By some happy coincidence, Alexa Hotz of REMODELISTA did a post about the best slow cookers this week. Hotz referred to Consumer Reports in figuring out the key criteria in evaluating slow cookers.
1. Electronic controls - programmable over manuel and with a warming feature
2. Locking lid - to make transportation easy and safe - ours did not have this and it seems like a nice thing to have
3. Oven safe - another way of reheating which I would think is probably faster - again something that would be nice to have
4. Stovetop safe - mostly for prep work this would be a great feature as it would eliminate the need for extra pots and pans i.e. less dishes

Hotz named these 10 slow cookers as the best ones on the market.  Listed most expensive to least expensive.


This All Clad 7 quart deluxe slow cooker with cast aluminum insert from Williams-Sonoma has all of the consumer reports key criteria except the locking lid. It also is only oven safe up to 400 degrees. Reviewers gave it high scores and mentioned largely how much they like the stovetop safe feature as well as the fact that the insert is much lighter than conventional ceramic ones. It retails for $249.95.


 Cuisinart's Multicooker goes above and beyond typically slow cooker functions in that it can sear, saute, roast, steam and slow cook all in one pot. Other feature's include a warming function for up to 24 hours and a reversible roasting/steaming rack. Reviewers seem happy with the product although one commented that the non stick surface was failing. The Multicooker can be found at Williams-Sonoma for $199.95.
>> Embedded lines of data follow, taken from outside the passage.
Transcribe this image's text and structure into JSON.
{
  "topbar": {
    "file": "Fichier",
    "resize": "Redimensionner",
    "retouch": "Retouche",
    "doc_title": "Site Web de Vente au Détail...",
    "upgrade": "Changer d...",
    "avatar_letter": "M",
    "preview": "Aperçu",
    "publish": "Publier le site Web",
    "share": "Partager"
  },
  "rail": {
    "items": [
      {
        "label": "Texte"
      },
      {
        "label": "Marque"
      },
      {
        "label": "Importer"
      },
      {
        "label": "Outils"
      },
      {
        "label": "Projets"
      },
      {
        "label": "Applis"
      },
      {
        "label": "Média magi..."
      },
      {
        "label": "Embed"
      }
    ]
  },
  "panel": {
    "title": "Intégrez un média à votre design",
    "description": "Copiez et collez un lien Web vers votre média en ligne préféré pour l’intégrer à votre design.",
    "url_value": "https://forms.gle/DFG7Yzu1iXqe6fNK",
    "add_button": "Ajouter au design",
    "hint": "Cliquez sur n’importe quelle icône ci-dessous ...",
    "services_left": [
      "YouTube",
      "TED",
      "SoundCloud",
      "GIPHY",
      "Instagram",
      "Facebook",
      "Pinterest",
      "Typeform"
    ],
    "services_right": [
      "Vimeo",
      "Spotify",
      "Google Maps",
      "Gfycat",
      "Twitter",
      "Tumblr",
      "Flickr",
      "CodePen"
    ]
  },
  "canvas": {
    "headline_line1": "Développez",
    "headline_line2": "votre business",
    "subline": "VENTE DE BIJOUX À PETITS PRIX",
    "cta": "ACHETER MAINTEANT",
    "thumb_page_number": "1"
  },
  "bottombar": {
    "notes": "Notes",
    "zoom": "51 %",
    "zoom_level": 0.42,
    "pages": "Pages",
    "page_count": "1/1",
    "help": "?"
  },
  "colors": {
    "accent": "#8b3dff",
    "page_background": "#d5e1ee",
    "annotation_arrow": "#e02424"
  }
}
Breville's Fast Slow Cooker  has the ability to take the "slow" out of slow cooker. With both pressure and slow cook settings as well as preprogrammed settings like saute/sear, slow cook high, slow cook low, pressure cook high - low, steam and warm there is no shortage of cook type capabilities. The Breville can be found at Bed, Bath and Beyond for $179.99.


For a smaller option, the All-Clad's 4 quart slow cooker with ceramic insert is preferred. It has a programmable control panel and auto-warm feature. I think this one would be better suited for sides than a full slow cooker meal. It can be found at Williams-Sonoma for $149.95.


Number five on the list is Breville Slow Cooker with Easy Sear also from Williams-Sonoma. This one has all the recommended criteria minus the locking lid as well as a dual heating setting that automatically shifts the temperature from low to high after two hours of cook time. In addition, it has a removable cord for easy storing. It retails for $129.95.


From Crate and Barrel, the Cuisinart 6.5 quart digital slow cooker has a sleeker design with a brushed stainless-steel housing and handles. It also has a retractable cord which could be nice but seems sort of unnecessary to me. It is priced at $99.95. 


The Frigidaire Professional 7 quart programmable slow cooker from Home Depot has 6 presets - buffet, soup, low, medium, high and warm. It also can be set for a specific time and auto warming. It does not seem to be oven or stovetop safe nor does it have a locking lid. 


The Hamilton Beach Set-and-Forget 6 quart slow cooker available at Best Buy comes with a temperature probe for cooking at precise temperatures and a locking lid. The insert is safe to use in the microwave and oven but not on the stove. It retails for $54.99.

Numbers 7 through 10 are manual and do not come with the other recommended features so I am not going to go into detail about them. If you are curious or are looking for a less expensive option check out the REMODELISTA post to learn more.